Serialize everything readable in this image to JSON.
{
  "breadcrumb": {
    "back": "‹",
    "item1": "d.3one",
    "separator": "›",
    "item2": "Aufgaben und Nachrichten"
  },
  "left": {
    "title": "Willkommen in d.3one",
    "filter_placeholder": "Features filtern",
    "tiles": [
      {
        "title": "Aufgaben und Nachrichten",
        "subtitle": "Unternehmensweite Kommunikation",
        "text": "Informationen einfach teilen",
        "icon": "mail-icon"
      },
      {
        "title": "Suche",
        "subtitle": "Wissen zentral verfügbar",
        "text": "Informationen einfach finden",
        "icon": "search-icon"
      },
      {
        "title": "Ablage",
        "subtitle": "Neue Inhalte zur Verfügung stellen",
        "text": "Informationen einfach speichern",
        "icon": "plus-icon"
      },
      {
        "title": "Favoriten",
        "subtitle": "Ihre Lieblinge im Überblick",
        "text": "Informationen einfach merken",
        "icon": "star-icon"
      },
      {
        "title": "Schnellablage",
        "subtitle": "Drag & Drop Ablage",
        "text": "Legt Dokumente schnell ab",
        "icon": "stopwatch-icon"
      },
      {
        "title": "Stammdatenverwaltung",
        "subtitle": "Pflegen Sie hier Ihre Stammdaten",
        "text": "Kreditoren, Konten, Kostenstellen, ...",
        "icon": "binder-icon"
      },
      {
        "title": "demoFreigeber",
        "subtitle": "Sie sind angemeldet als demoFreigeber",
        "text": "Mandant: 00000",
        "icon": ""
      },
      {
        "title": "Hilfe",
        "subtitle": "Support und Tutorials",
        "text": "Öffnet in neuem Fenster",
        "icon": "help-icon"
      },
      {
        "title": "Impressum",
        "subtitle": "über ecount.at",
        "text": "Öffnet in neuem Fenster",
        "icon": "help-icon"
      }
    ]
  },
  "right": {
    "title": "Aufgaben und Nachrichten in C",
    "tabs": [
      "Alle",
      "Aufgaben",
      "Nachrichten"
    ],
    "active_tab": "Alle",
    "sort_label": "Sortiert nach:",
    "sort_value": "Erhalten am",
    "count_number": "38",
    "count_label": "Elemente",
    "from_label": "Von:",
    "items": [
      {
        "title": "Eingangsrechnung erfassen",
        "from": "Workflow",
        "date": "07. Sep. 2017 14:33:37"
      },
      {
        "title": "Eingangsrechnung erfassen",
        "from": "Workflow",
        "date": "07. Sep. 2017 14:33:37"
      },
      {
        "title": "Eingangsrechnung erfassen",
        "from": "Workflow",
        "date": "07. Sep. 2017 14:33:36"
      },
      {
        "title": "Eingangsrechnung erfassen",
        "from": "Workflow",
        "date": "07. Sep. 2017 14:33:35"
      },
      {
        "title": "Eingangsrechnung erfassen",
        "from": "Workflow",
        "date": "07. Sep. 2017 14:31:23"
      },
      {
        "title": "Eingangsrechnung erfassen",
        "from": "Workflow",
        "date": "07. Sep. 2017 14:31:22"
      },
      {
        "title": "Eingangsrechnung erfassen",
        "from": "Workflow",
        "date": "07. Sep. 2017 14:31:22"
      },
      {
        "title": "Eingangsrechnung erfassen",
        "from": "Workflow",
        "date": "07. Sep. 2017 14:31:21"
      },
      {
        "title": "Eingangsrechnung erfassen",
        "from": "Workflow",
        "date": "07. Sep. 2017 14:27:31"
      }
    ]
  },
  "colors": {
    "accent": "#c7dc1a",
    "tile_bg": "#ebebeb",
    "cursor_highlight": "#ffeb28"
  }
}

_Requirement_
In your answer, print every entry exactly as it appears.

_Answer_
Serialize everything readable in this image to JSON.
{
  "breadcrumb": {
    "back": "‹",
    "item1": "d.3one",
    "separator": "›",
    "item2": "Aufgaben und Nachrichten"
  },
  "left": {
    "title": "Willkommen in d.3one",
    "filter_placeholder": "Features filtern",
    "tiles": [
      {
        "title": "Aufgaben und Nachrichten",
        "subtitle": "Unternehmensweite Kommunikation",
        "text": "Informationen einfach teilen",
        "icon": "mail-icon"
      },
      {
        "title": "Suche",
        "subtitle": "Wissen zentral verfügbar",
        "text": "Informationen einfach finden",
        "icon": "search-icon"
      },
      {
        "title": "Ablage",
        "subtitle": "Neue Inhalte zur Verfügung stellen",
        "text": "Informationen einfach speichern",
        "icon": "plus-icon"
      },
      {
        "title": "Favoriten",
        "subtitle": "Ihre Lieblinge im Überblick",
        "text": "Informationen einfach merken",
        "icon": "star-icon"
      },
      {
        "title": "Schnellablage",
        "subtitle": "Drag & Drop Ablage",
        "text": "Legt Dokumente schnell ab",
        "icon": "stopwatch-icon"
      },
      {
        "title": "Stammdatenverwaltung",
        "subtitle": "Pflegen Sie hier Ihre Stammdaten",
        "text": "Kreditoren, Konten, Kostenstellen, ...",
        "icon": "binder-icon"
      },
      {
        "title": "demoFreigeber",
        "subtitle": "Sie sind angemeldet als demoFreigeber",
        "text": "Mandant: 00000",
        "icon": ""
      },
      {
        "title": "Hilfe",
        "subtitle": "Support und Tutorials",
        "text": "Öffnet in neuem Fenster",
        "icon": "help-icon"
      },
      {
        "title": "Impressum",
        "subtitle": "über ecount.at",
        "text": "Öffnet in neuem Fenster",
        "icon": "help-icon"
      }
    ]
  },
  "right": {
    "title": "Aufgaben und Nachrichten in C",
    "tabs": [
      "Alle",
      "Aufgaben",
      "Nachrichten"
    ],
    "active_tab": "Alle",
    "sort_label": "Sortiert nach:",
    "sort_value": "Erhalten am",
    "count_number": "38",
    "count_label": "Elemente",
    "from_label": "Von:",
    "items": [
      {
        "title": "Eingangsrechnung erfassen",
        "from": "Workflow",
        "date": "07. Sep. 2017 14:33:37"
      },
      {
        "title": "Eingangsrechnung erfassen",
        "from": "Workflow",
        "date": "07. Sep. 2017 14:33:37"
      },
      {
        "title": "Eingangsrechnung erfassen",
        "from": "Workflow",
        "date": "07. Sep. 2017 14:33:36"
      },
      {
        "title": "Eingangsrechnung erfassen",
        "from": "Workflow",
        "date": "07. Sep. 2017 14:33:35"
      },
      {
        "title": "Eingangsrechnung erfassen",
        "from": "Workflow",
        "date": "07. Sep. 2017 14:31:23"
      },
      {
        "title": "Eingangsrechnung erfassen",
        "from": "Workflow",
        "date": "07. Sep. 2017 14:31:22"
      },
      {
        "title": "Eingangsrechnung erfassen",
        "from": "Workflow",
        "date": "07. Sep. 2017 14:31:22"
      },
      {
        "title": "Eingangsrechnung erfassen",
        "from": "Workflow",
        "date": "07. Sep. 2017 14:31:21"
      },
      {
        "title": "Eingangsrechnung erfassen",
        "from": "Workflow",
        "date": "07. Sep. 2017 14:27:31"
      }
    ]
  },
  "colors": {
    "accent": "#c7dc1a",
    "tile_bg": "#ebebeb",
    "cursor_highlight": "#ffeb28"
  }
}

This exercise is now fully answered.